(Component data from apps and pages)
== Segment start ==
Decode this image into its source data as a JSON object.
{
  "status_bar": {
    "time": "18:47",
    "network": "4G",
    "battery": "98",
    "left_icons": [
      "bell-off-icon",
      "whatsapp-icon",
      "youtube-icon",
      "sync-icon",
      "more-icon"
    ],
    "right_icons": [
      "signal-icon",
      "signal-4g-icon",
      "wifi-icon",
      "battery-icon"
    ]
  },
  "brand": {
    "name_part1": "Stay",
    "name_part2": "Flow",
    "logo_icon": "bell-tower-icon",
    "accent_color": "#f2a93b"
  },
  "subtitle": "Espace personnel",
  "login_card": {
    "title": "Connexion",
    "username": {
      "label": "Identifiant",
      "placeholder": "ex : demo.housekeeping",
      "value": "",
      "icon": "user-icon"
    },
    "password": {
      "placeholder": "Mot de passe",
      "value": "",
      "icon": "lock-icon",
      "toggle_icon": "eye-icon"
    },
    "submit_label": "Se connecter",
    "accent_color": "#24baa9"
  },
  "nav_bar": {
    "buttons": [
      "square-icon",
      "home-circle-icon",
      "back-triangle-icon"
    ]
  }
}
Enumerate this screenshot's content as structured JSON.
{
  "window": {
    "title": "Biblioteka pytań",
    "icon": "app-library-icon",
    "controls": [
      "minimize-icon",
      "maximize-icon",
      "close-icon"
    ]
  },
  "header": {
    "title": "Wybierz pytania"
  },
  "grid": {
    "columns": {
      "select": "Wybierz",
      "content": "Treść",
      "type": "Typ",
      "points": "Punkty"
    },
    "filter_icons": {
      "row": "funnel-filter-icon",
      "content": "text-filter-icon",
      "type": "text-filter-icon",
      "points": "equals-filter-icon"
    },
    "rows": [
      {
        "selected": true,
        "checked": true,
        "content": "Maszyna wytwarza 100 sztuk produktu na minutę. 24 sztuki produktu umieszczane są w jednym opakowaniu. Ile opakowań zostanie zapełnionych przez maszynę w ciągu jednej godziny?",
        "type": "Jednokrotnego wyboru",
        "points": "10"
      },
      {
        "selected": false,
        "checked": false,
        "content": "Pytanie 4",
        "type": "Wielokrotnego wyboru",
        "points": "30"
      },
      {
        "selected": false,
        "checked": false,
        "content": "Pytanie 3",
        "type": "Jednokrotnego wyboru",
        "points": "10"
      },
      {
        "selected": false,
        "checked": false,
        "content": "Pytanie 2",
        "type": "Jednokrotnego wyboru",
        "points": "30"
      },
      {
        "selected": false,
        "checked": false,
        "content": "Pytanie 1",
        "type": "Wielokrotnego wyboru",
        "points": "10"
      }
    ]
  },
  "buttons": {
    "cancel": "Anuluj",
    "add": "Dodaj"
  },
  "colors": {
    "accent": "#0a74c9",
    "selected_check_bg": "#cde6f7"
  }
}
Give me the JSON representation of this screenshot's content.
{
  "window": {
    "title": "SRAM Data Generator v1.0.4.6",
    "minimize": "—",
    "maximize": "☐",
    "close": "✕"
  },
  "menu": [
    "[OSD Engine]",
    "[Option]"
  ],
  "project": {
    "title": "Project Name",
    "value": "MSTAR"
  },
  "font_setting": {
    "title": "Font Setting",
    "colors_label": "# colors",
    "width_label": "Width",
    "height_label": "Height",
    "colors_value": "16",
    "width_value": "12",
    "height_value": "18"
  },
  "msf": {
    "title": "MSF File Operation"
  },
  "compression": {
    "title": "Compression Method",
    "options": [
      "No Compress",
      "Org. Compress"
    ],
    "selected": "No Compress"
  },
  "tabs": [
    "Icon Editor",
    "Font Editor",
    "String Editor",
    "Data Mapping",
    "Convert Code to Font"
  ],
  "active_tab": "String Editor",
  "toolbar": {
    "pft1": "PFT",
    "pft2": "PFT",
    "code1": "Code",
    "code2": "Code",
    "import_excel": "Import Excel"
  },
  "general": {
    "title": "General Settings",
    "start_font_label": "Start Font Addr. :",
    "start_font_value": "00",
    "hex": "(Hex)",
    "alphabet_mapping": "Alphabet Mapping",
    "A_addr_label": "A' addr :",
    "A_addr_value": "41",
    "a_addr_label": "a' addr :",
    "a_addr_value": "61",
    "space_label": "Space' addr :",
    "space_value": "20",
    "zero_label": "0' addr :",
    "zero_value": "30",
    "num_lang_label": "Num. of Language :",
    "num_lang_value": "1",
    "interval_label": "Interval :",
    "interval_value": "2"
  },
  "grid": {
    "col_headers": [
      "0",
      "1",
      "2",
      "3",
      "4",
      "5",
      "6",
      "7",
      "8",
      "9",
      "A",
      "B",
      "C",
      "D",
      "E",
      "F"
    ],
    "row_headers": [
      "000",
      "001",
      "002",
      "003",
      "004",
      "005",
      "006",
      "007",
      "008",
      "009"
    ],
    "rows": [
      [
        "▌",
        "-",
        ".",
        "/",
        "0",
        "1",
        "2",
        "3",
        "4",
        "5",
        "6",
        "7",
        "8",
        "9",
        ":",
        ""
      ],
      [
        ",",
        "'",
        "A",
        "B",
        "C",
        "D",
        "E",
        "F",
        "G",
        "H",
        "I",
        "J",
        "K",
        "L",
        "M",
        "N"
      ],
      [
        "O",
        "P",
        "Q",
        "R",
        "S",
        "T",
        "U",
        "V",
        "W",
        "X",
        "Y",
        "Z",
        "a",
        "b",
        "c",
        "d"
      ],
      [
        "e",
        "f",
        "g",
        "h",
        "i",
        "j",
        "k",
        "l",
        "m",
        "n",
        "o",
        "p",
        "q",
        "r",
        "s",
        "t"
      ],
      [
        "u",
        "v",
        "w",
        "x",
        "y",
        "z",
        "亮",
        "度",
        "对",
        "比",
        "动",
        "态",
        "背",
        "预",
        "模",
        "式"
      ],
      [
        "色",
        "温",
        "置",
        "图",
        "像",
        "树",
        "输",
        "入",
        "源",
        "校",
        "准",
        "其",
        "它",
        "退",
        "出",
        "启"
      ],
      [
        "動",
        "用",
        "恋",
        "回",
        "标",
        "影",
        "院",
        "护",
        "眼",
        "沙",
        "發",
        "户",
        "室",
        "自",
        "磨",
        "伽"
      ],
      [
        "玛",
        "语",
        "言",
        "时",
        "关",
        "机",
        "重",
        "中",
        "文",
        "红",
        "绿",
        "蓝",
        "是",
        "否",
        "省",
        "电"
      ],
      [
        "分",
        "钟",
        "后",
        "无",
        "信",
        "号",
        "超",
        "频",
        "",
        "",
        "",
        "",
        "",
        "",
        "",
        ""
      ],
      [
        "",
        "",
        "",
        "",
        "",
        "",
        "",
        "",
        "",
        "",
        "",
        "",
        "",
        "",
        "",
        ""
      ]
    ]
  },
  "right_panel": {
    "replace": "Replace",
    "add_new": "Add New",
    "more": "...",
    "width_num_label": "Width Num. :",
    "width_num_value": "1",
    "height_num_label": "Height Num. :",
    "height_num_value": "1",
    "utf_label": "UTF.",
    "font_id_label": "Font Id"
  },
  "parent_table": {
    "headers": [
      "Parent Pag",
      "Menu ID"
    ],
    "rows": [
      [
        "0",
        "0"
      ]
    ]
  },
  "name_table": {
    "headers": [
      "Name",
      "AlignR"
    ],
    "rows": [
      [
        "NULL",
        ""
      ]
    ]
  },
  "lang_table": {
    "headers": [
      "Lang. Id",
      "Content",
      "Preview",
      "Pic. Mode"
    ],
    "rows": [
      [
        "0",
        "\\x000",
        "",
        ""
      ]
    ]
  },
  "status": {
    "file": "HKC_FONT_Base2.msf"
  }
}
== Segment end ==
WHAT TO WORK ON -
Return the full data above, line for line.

RESPONSE TO THE TASK -
Decode this image into its source data as a JSON object.
{
  "status_bar": {
    "time": "18:47",
    "network": "4G",
    "battery": "98",
    "left_icons": [
      "bell-off-icon",
      "whatsapp-icon",
      "youtube-icon",
      "sync-icon",
      "more-icon"
    ],
    "right_icons": [
      "signal-icon",
      "signal-4g-icon",
      "wifi-icon",
      "battery-icon"
    ]
  },
  "brand": {
    "name_part1": "Stay",
    "name_part2": "Flow",
    "logo_icon": "bell-tower-icon",
    "accent_color": "#f2a93b"
  },
  "subtitle": "Espace personnel",
  "login_card": {
    "title": "Connexion",
    "username": {
      "label": "Identifiant",
      "placeholder": "ex : demo.housekeeping",
      "value": "",
      "icon": "user-icon"
    },
    "password": {
      "placeholder": "Mot de passe",
      "value": "",
      "icon": "lock-icon",
      "toggle_icon": "eye-icon"
    },
    "submit_label": "Se connecter",
    "accent_color": "#24baa9"
  },
  "nav_bar": {
    "buttons": [
      "square-icon",
      "home-circle-icon",
      "back-triangle-icon"
    ]
  }
}
Enumerate this screenshot's content as structured JSON.
{
  "window": {
    "title": "Biblioteka pytań",
    "icon": "app-library-icon",
    "controls": [
      "minimize-icon",
      "maximize-icon",
      "close-icon"
    ]
  },
  "header": {
    "title": "Wybierz pytania"
  },
  "grid": {
    "columns": {
      "select": "Wybierz",
      "content": "Treść",
      "type": "Typ",
      "points": "Punkty"
    },
    "filter_icons": {
      "row": "funnel-filter-icon",
      "content": "text-filter-icon",
      "type": "text-filter-icon",
      "points": "equals-filter-icon"
    },
    "rows": [
      {
        "selected": true,
        "checked": true,
        "content": "Maszyna wytwarza 100 sztuk produktu na minutę. 24 sztuki produktu umieszczane są w jednym opakowaniu. Ile opakowań zostanie zapełnionych przez maszynę w ciągu jednej godziny?",
        "type": "Jednokrotnego wyboru",
        "points": "10"
      },
      {
        "selected": false,
        "checked": false,
        "content": "Pytanie 4",
        "type": "Wielokrotnego wyboru",
        "points": "30"
      },
      {
        "selected": false,
        "checked": false,
        "content": "Pytanie 3",
        "type": "Jednokrotnego wyboru",
        "points": "10"
      },
      {
        "selected": false,
        "checked": false,
        "content": "Pytanie 2",
        "type": "Jednokrotnego wyboru",
        "points": "30"
      },
      {
        "selected": false,
        "checked": false,
        "content": "Pytanie 1",
        "type": "Wielokrotnego wyboru",
        "points": "10"
      }
    ]
  },
  "buttons": {
    "cancel": "Anuluj",
    "add": "Dodaj"
  },
  "colors": {
    "accent": "#0a74c9",
    "selected_check_bg": "#cde6f7"
  }
}
Give me the JSON representation of this screenshot's content.
{
  "window": {
    "title": "SRAM Data Generator v1.0.4.6",
    "minimize": "—",
    "maximize": "☐",
    "close": "✕"
  },
  "menu": [
    "[OSD Engine]",
    "[Option]"
  ],
  "project": {
    "title": "Project Name",
    "value": "MSTAR"
  },
  "font_setting": {
    "title": "Font Setting",
    "colors_label": "# colors",
    "width_label": "Width",
    "height_label": "Height",
    "colors_value": "16",
    "width_value": "12",
    "height_value": "18"
  },
  "msf": {
    "title": "MSF File Operation"
  },
  "compression": {
    "title": "Compression Method",
    "options": [
      "No Compress",
      "Org. Compress"
    ],
    "selected": "No Compress"
  },
  "tabs": [
    "Icon Editor",
    "Font Editor",
    "String Editor",
    "Data Mapping",
    "Convert Code to Font"
  ],
  "active_tab": "String Editor",
  "toolbar": {
    "pft1": "PFT",
    "pft2": "PFT",
    "code1": "Code",
    "code2": "Code",
    "import_excel": "Import Excel"
  },
  "general": {
    "title": "General Settings",
    "start_font_label": "Start Font Addr. :",
    "start_font_value": "00",
    "hex": "(Hex)",
    "alphabet_mapping": "Alphabet Mapping",
    "A_addr_label": "A' addr :",
    "A_addr_value": "41",
    "a_addr_label": "a' addr :",
    "a_addr_value": "61",
    "space_label": "Space' addr :",
    "space_value": "20",
    "zero_label": "0' addr :",
    "zero_value": "30",
    "num_lang_label": "Num. of Language :",
    "num_lang_value": "1",
    "interval_label": "Interval :",
    "interval_value": "2"
  },
  "grid": {
    "col_headers": [
      "0",
      "1",
      "2",
      "3",
      "4",
      "5",
      "6",
      "7",
      "8",
      "9",
      "A",
      "B",
      "C",
      "D",
      "E",
      "F"
    ],
    "row_headers": [
      "000",
      "001",
      "002",
      "003",
      "004",
      "005",
      "006",
      "007",
      "008",
      "009"
    ],
    "rows": [
      [
        "▌",
        "-",
        ".",
        "/",
        "0",
        "1",
        "2",
        "3",
        "4",
        "5",
        "6",
        "7",
        "8",
        "9",
        ":",
        ""
      ],
      [
        ",",
        "'",
        "A",
        "B",
        "C",
        "D",
        "E",
        "F",
        "G",
        "H",
        "I",
        "J",
        "K",
        "L",
        "M",
        "N"
      ],
      [
        "O",
        "P",
        "Q",
        "R",
        "S",
        "T",
        "U",
        "V",
        "W",
        "X",
        "Y",
        "Z",
        "a",
        "b",
        "c",
        "d"
      ],
      [
        "e",
        "f",
        "g",
        "h",
        "i",
        "j",
        "k",
        "l",
        "m",
        "n",
        "o",
        "p",
        "q",
        "r",
        "s",
        "t"
      ],
      [
        "u",
        "v",
        "w",
        "x",
        "y",
        "z",
        "亮",
        "度",
        "对",
        "比",
        "动",
        "态",
        "背",
        "预",
        "模",
        "式"
      ],
      [
        "色",
        "温",
        "置",
        "图",
        "像",
        "树",
        "输",
        "入",
        "源",
        "校",
        "准",
        "其",
        "它",
        "退",
        "出",
        "启"
      ],
      [
        "動",
        "用",
        "恋",
        "回",
        "标",
        "影",
        "院",
        "护",
        "眼",
        "沙",
        "發",
        "户",
        "室",
        "自",
        "磨",
        "伽"
      ],
      [
        "玛",
        "语",
        "言",
        "时",
        "关",
        "机",
        "重",
        "中",
        "文",
        "红",
        "绿",
        "蓝",
        "是",
        "否",
        "省",
        "电"
      ],
      [
        "分",
        "钟",
        "后",
        "无",
        "信",
        "号",
        "超",
        "频",
        "",
        "",
        "",
        "",
        "",
        "",
        "",
        ""
      ],
      [
        "",
        "",
        "",
        "",
        "",
        "",
        "",
        "",
        "",
        "",
        "",
        "",
        "",
        "",
        "",
        ""
      ]
    ]
  },
  "right_panel": {
    "replace": "Replace",
    "add_new": "Add New",
    "more": "...",
    "width_num_label": "Width Num. :",
    "width_num_value": "1",
    "height_num_label": "Height Num. :",
    "height_num_value": "1",
    "utf_label": "UTF.",
    "font_id_label": "Font Id"
  },
  "parent_table": {
    "headers": [
      "Parent Pag",
      "Menu ID"
    ],
    "rows": [
      [
        "0",
        "0"
      ]
    ]
  },
  "name_table": {
    "headers": [
      "Name",
      "AlignR"
    ],
    "rows": [
      [
        "NULL",
        ""
      ]
    ]
  },
  "lang_table": {
    "headers": [
      "Lang. Id",
      "Content",
      "Preview",
      "Pic. Mode"
    ],
    "rows": [
      [
        "0",
        "\\x000",
        "",
        ""
      ]
    ]
  },
  "status": {
    "file": "HKC_FONT_Base2.msf"
  }
}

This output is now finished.